But this strategy also suffered a serious blow during the early days of the trade war. In 2018, U.S. sanctions against state-owned telecom firm ZTE exposed a fundamental power gap in the eyes of the public and, in turn, put Beijing’s state-fueled narratives into serious doubt. As the trade war drags on, China’s top domestic firms will remain under threat. And given the ongoing protests in Hong Kong, the county’s national sovereignty is now even potentially at risk, evoking painful memories of the «century of humiliation» among the Chinese public.
The Party Versus the Nation
Such a staunch brand of nationalism at home, however, can easily turn against Beijing by limiting its flexibility to deal with matters both at home and abroad. The Chinese state, for instance, has sharply dialed up its anti-U.S. rhetoric since trade talks collapsed in late April in an effort to justify its uncompromising negotiating position over sovereignty and, more broadly, to prepare the public for a prolonged fight. But while Beijing has skillfully managed the sentiment to prevent broader protests and attacks against U.S. businesses, the same nationalist uptick has narrowed its space for future compromises with Washington. Meanwhile, issues related to national interests such as Hong Kong, Taiwan and the South China Sea are on the rise, while Beijing’s ideological clashes with the West are only set to increase in the coming years. And as a result, many countries and businesses will be forced to tiptoe around China’s nationalist agenda lest they face the consequences.

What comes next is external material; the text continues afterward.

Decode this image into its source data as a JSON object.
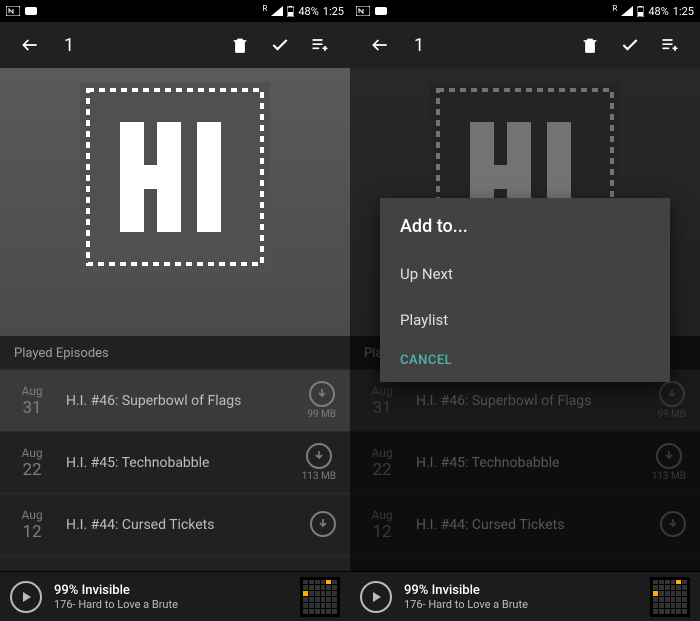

Nationalist messaging naturally supports a greater assertiveness of Chinese foreign policies and can also help justify actions against countries perceived as insulting national sovereignty. But sometimes those actions can conflict with Beijing’s intent to project a benign image in its global affairs to solidify its Asian periphery, as well as its economic influence overseas through giant investment projects such as the Belt and Road Initiative. As the recent NBA fiasco has shown, public commentary on sovereignty matters can now easily prompt a response — or overreaction — by the Chinese state, even if it means jeopardizing its key business partners.